While I'm thinking about web architecture, I might as well link to some classics, for my programming-languages friends who are less familiar with the web as a system.
The web is made up of URIs, servers, clients, intermediaries, media types, entities, auto-negotiation, messages, fragments, request methods, and a bunch of other things. Lots of systems are designed on top of the web in complete ignorance of the features and constraints given by the web as an infrastructure.
These documents discuss the details of this architecture and how applications should harness them:
- Architectural Styles and the Design of Network-based Software Architectures, Fielding, Roy Thomas.
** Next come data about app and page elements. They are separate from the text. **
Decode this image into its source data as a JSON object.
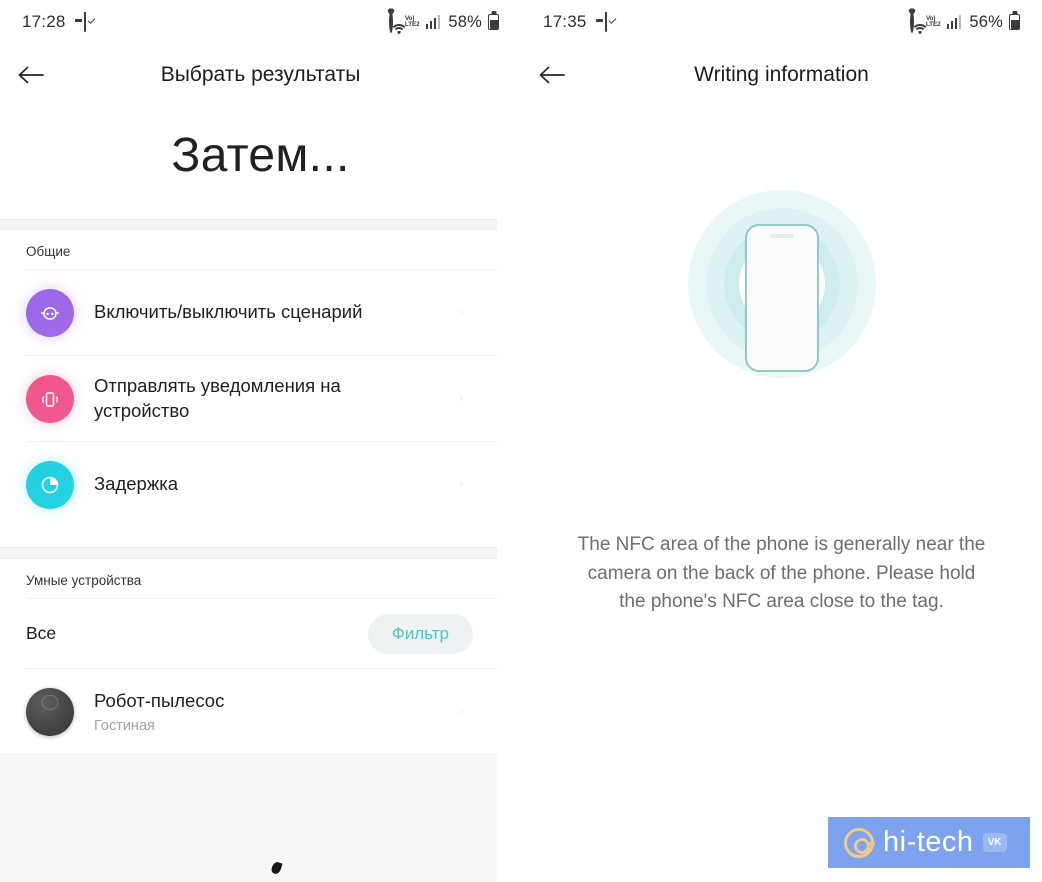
{
  "left": {
    "status_bar": {
      "time": "17:28",
      "battery_percent": "58%",
      "network_label": "VoLTE2",
      "volte_top": "Vo)",
      "volte_bottom": "LTE2",
      "icons": [
        "folder-icon",
        "shield-icon",
        "picture-icon",
        "alarm-icon",
        "wifi-icon",
        "volte-icon",
        "signal-bars-icon",
        "battery-icon"
      ]
    },
    "appbar": {
      "title": "Выбрать результаты",
      "back_icon": "back-arrow-icon"
    },
    "big_title": "Затем...",
    "section_general": {
      "label": "Общие",
      "rows": [
        {
          "title": "Включить/выключить сценарий",
          "icon": "scenario-robot-icon",
          "color": "#a06ae6"
        },
        {
          "title": "Отправлять уведомления на устройство",
          "icon": "phone-vibrate-icon",
          "color": "#ef5a93"
        },
        {
          "title": "Задержка",
          "icon": "delay-timer-icon",
          "color": "#27d3e2"
        }
      ]
    },
    "section_devices": {
      "label": "Умные устройства",
      "all_label": "Все",
      "filter_label": "Фильтр",
      "devices": [
        {
          "title": "Робот-пылесос",
          "room": "Гостиная",
          "icon": "robot-vacuum-avatar"
        }
      ]
    }
  },
  "right": {
    "status_bar": {
      "time": "17:35",
      "battery_percent": "56%",
      "volte_top": "Vo)",
      "volte_bottom": "LTE2"
    },
    "appbar": {
      "title": "Writing information",
      "back_icon": "back-arrow-icon"
    },
    "illustration": {
      "name": "nfc-phone-waves-illustration"
    },
    "description": "The NFC area of the phone is generally near the camera on the back of the phone. Please hold the phone's NFC area close to the tag."
  },
  "watermark": {
    "text": "hi-tech",
    "badge": "VK",
    "at_icon": "at-sign-icon",
    "bg_color": "#7da3ee"
  },
  "colors": {
    "accent_teal": "#4fc3c9",
    "purple": "#a06ae6",
    "pink": "#ef5a93",
    "cyan": "#27d3e2",
    "text_primary": "#1f1f1f",
    "text_secondary": "#a3a3a3"
  }
}
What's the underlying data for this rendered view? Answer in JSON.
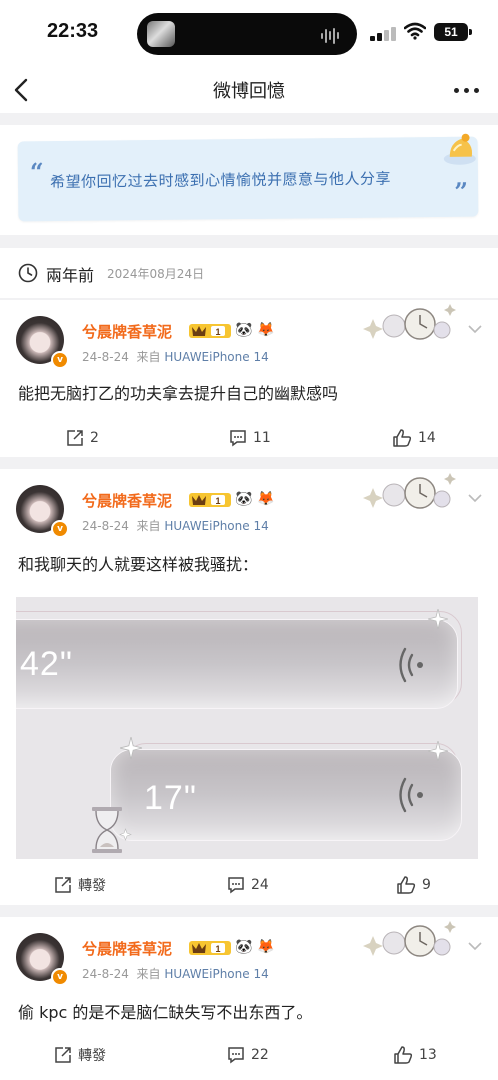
{
  "status_bar": {
    "time": "22:33",
    "battery": "51"
  },
  "nav": {
    "title": "微博回憶"
  },
  "banner": {
    "open_quote": "“",
    "close_quote": "”",
    "text": "希望你回忆过去时感到心情愉悦并愿意与他人分享"
  },
  "section": {
    "label": "兩年前",
    "date": "2024年08月24日"
  },
  "posts": [
    {
      "username": "兮晨牌香草泥",
      "date": "24-8-24",
      "source_prefix": "来自",
      "source": "HUAWEiPhone 14",
      "text": "能把无脑打乙的功夫拿去提升自己的幽默感吗",
      "repost": "2",
      "comments": "11",
      "likes": "14"
    },
    {
      "username": "兮晨牌香草泥",
      "date": "24-8-24",
      "source_prefix": "来自",
      "source": "HUAWEiPhone 14",
      "text": "和我聊天的人就要这样被我骚扰：",
      "media": {
        "voice1": "42\"",
        "voice2": "17\""
      },
      "repost": "轉發",
      "comments": "24",
      "likes": "9"
    },
    {
      "username": "兮晨牌香草泥",
      "date": "24-8-24",
      "source_prefix": "来自",
      "source": "HUAWEiPhone 14",
      "text": "偷 kpc 的是不是脑仁缺失写不出东西了。",
      "repost": "轉發",
      "comments": "22",
      "likes": "13"
    }
  ],
  "badge_level": "1",
  "icons": [
    "back-icon",
    "more-icon",
    "clock-icon",
    "share-icon",
    "comment-icon",
    "like-icon",
    "chevron-down-icon",
    "vip-crown-icon"
  ]
}
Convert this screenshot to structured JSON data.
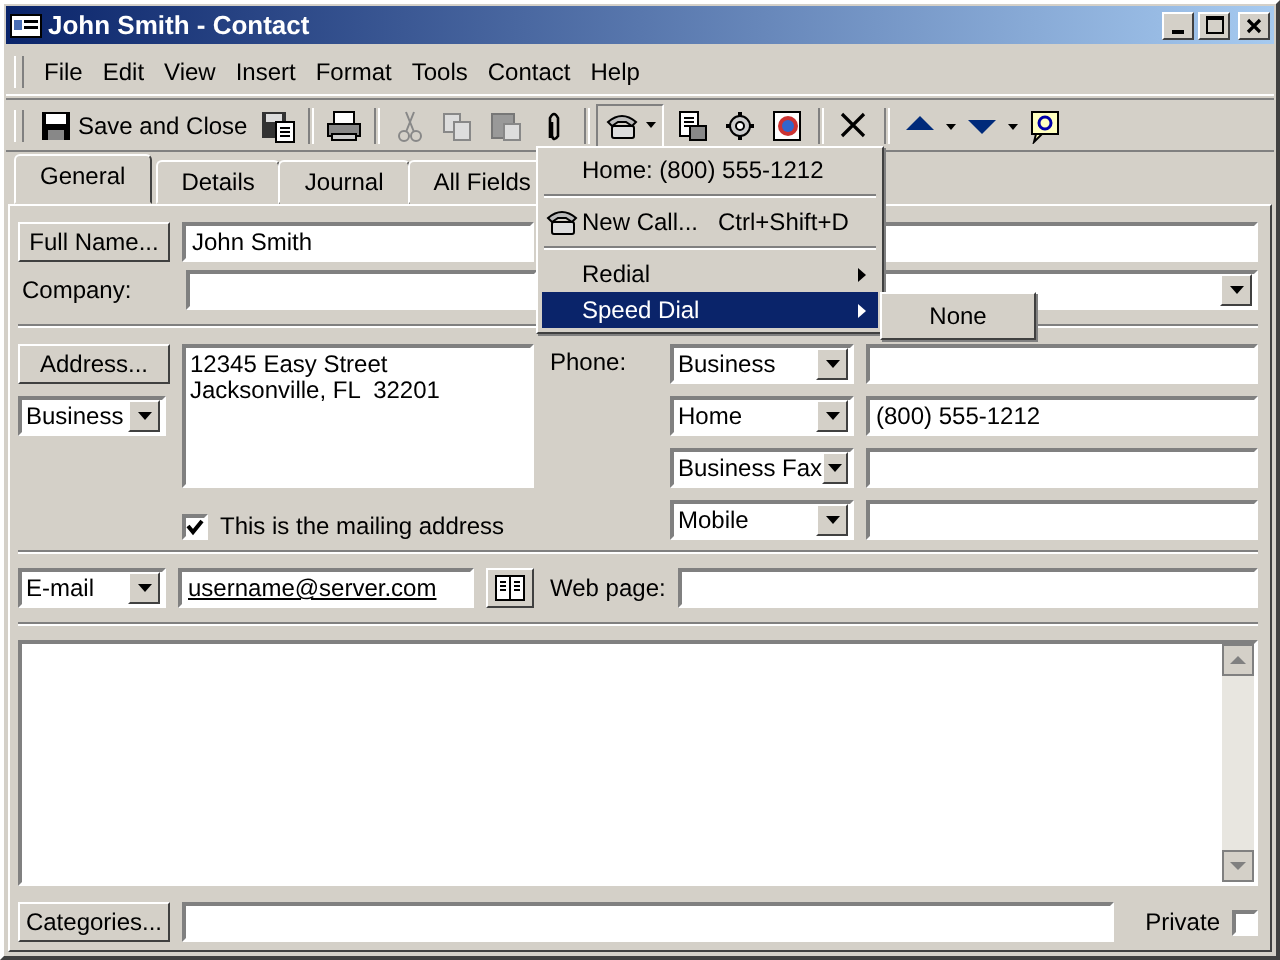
{
  "window": {
    "title": "John Smith - Contact"
  },
  "menu_bar": [
    "File",
    "Edit",
    "View",
    "Insert",
    "Format",
    "Tools",
    "Contact",
    "Help"
  ],
  "toolbar": {
    "save_and_close": "Save and Close"
  },
  "tabs": [
    {
      "label": "General",
      "selected": true
    },
    {
      "label": "Details",
      "selected": false
    },
    {
      "label": "Journal",
      "selected": false
    },
    {
      "label": "All Fields",
      "selected": false
    }
  ],
  "form": {
    "full_name_button": "Full Name...",
    "full_name": "John Smith",
    "company_label": "Company:",
    "address_button": "Address...",
    "address_type": "Business",
    "address": "12345 Easy Street\nJacksonville, FL  32201",
    "mailing_address": {
      "label": "This is the mailing address",
      "checked": true
    },
    "phone_label": "Phone:",
    "phones": [
      {
        "type": "Business"
      },
      {
        "type": "Home",
        "number": "(800) 555-1212"
      },
      {
        "type": "Business Fax"
      },
      {
        "type": "Mobile"
      }
    ],
    "email_type": "E-mail",
    "email": "username@server.com",
    "web_page_label": "Web page:",
    "categories_button": "Categories...",
    "private": {
      "label": "Private",
      "checked": false
    }
  },
  "dial_menu": {
    "items": [
      {
        "kind": "item",
        "label": "Home: (800) 555-1212",
        "selected": false
      },
      {
        "kind": "separator"
      },
      {
        "kind": "icon-item",
        "label": "New Call...",
        "shortcut": "Ctrl+Shift+D",
        "selected": false
      },
      {
        "kind": "separator"
      },
      {
        "kind": "submenu",
        "label": "Redial",
        "selected": false
      },
      {
        "kind": "submenu",
        "label": "Speed Dial",
        "selected": true
      }
    ],
    "submenu": {
      "items": [
        {
          "label": "None"
        }
      ]
    }
  }
}
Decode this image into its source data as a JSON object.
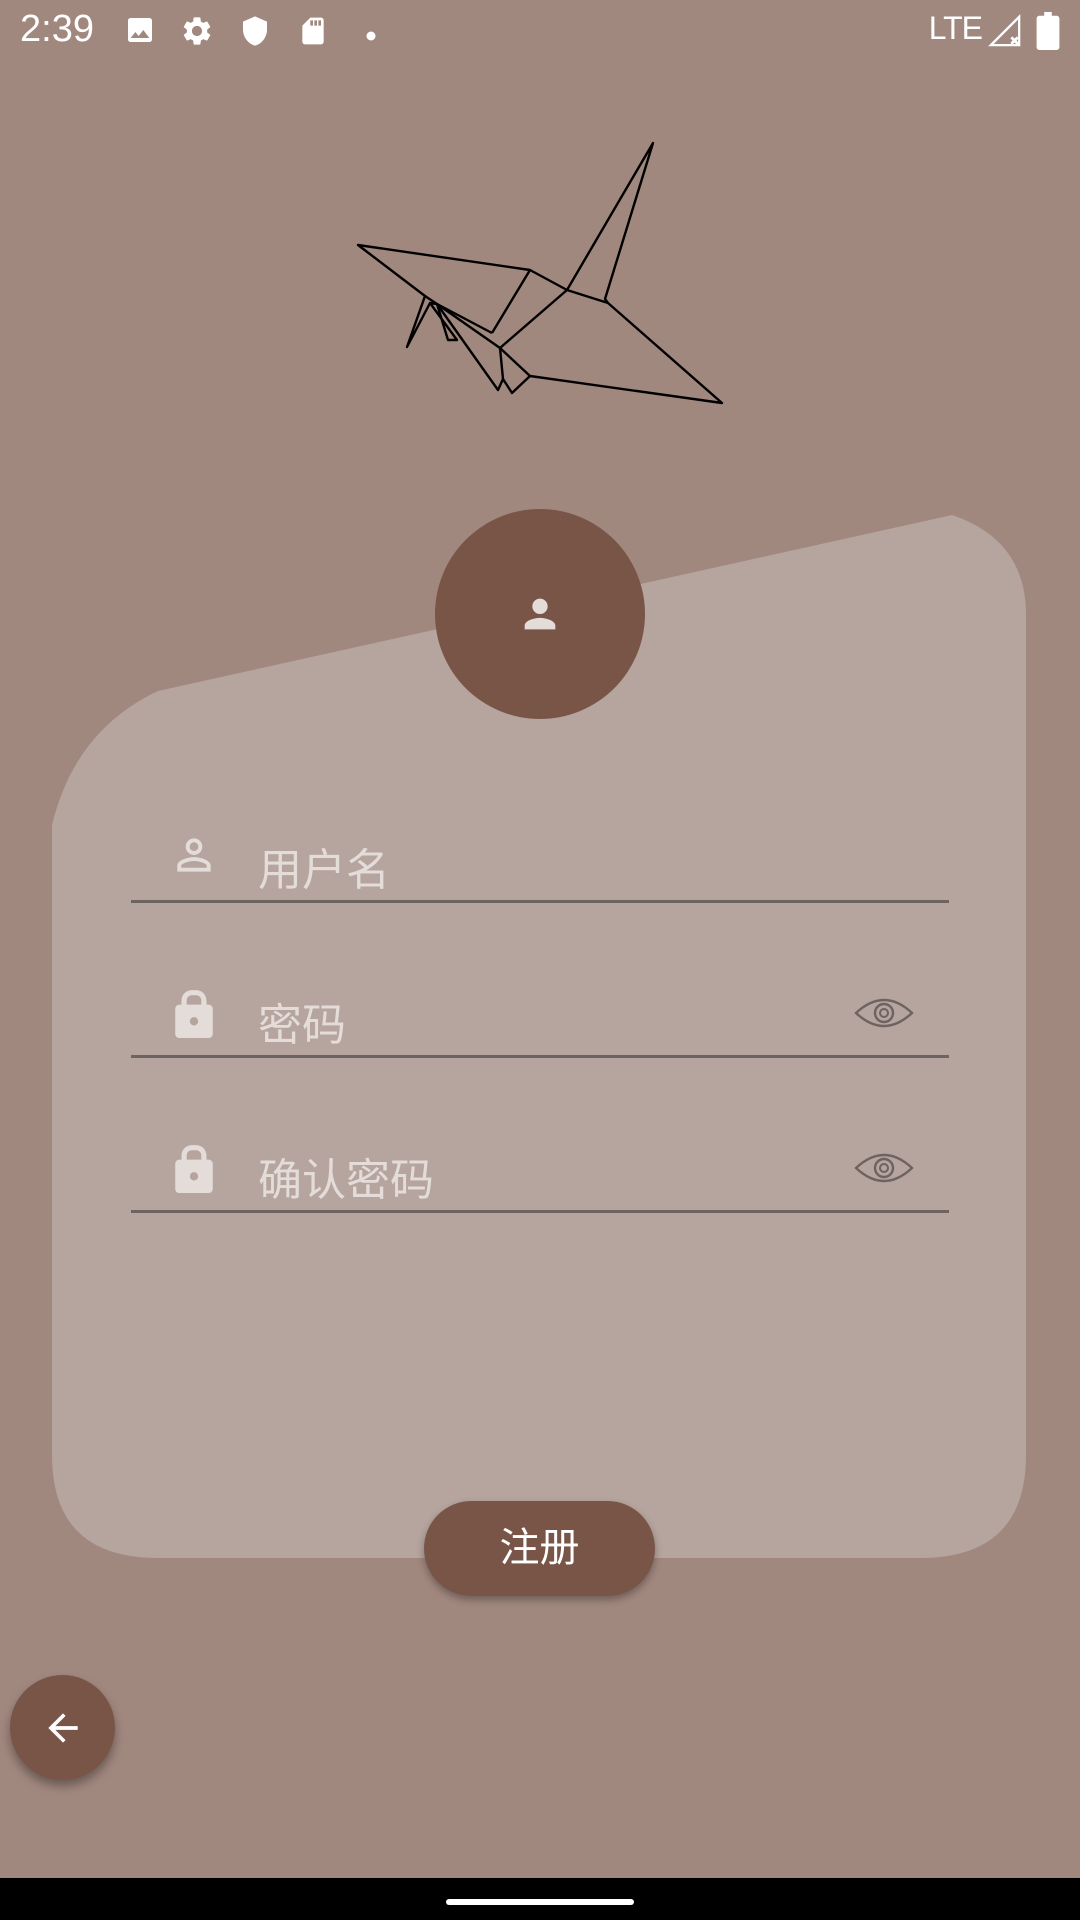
{
  "status_bar": {
    "time": "2:39",
    "network": "LTE",
    "icons": [
      "image-icon",
      "settings-icon",
      "shield-icon",
      "sd-card-icon",
      "dot-icon",
      "signal-icon",
      "battery-icon"
    ]
  },
  "form": {
    "username_placeholder": "用户名",
    "password_placeholder": "密码",
    "confirm_password_placeholder": "确认密码",
    "register_label": "注册"
  },
  "colors": {
    "background": "#a1887f",
    "card": "#b6a49e",
    "accent": "#795548"
  }
}
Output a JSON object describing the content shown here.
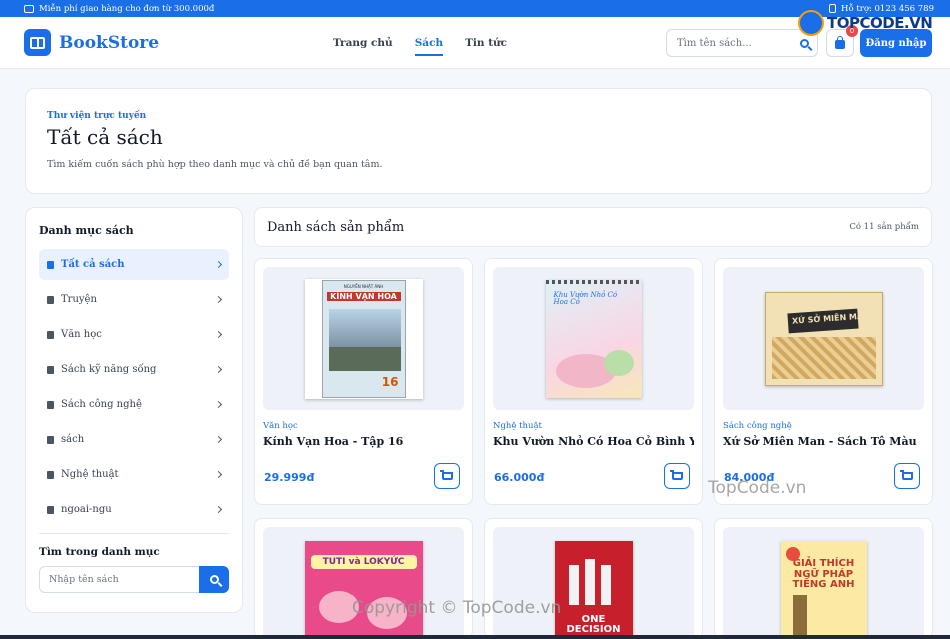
{
  "topbar": {
    "shipping_text": "Miễn phí giao hàng cho đơn từ 300.000đ",
    "support_text": "Hỗ trợ: 0123 456 789"
  },
  "header": {
    "brand": "BookStore",
    "nav": [
      "Trang chủ",
      "Sách",
      "Tin tức"
    ],
    "active_nav": "Sách",
    "search_placeholder": "Tìm tên sách...",
    "cart_count": "0",
    "login_label": "Đăng nhập"
  },
  "hero": {
    "eyebrow": "Thư viện trực tuyến",
    "title": "Tất cả sách",
    "subtitle": "Tìm kiếm cuốn sách phù hợp theo danh mục và chủ đề bạn quan tâm."
  },
  "sidebar": {
    "title": "Danh mục sách",
    "items": [
      {
        "label": "Tất cả sách",
        "active": true
      },
      {
        "label": "Truyện"
      },
      {
        "label": "Văn học"
      },
      {
        "label": "Sách kỹ năng sống"
      },
      {
        "label": "Sách công nghệ"
      },
      {
        "label": "sách"
      },
      {
        "label": "Nghệ thuật"
      },
      {
        "label": "ngoai-ngu"
      }
    ],
    "search_title": "Tìm trong danh mục",
    "search_placeholder": "Nhập tên sách"
  },
  "products": {
    "heading": "Danh sách sản phẩm",
    "count_text": "Có 11 sản phẩm",
    "items": [
      {
        "category": "Văn học",
        "title": "Kính Vạn Hoa - Tập 16",
        "price": "29.999đ",
        "cover_title": "KÍNH VẠN HOA",
        "cover_author": "NGUYỄN NHẬT ÁNH",
        "cover_number": "16"
      },
      {
        "category": "Nghệ thuật",
        "title": "Khu Vườn Nhỏ Có Hoa Cỏ Bình Yên",
        "price": "66.000đ",
        "cover_title": "Khu Vườn Nhỏ Có Hoa Cỏ"
      },
      {
        "category": "Sách công nghệ",
        "title": "Xứ Sở Miên Man - Sách Tô Màu",
        "price": "84.000đ",
        "cover_title": "XỨ SỞ MIÊN MAN"
      },
      {
        "cover_title": "TUTI và LOKYỨC"
      },
      {
        "cover_title": "ONE DECISION"
      },
      {
        "cover_title": "GIẢI THÍCH NGỮ PHÁP TIẾNG ANH"
      }
    ]
  },
  "watermarks": {
    "logo": "TOPCODE.VN",
    "middle": "TopCode.vn",
    "bottom": "Copyright © TopCode.vn"
  },
  "colors": {
    "primary": "#1a6fe8",
    "background": "#f4f7fb"
  },
  "icons": [
    "truck-icon",
    "phone-icon",
    "book-logo-icon",
    "search-icon",
    "shopping-bag-icon",
    "book-icon",
    "chevron-right-icon",
    "cart-icon"
  ]
}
This one talks about a style of web archicture called REST, which is arguably the "right way" to think about the use of HTTP as an application infrastructure. There is some controversy, but Fielding makes a compelling case.
- Architecture of the World Wide Web 1.0. A document by the W3C that "defines" the glue that holds the web together. It's a bit pedantic, and I think the nitty-gritty here is largely ignored by the designers of web protocols and systems. Better than that is:
- Web Architecture from 50,000 Feet, also by the W3C but more readable and useful.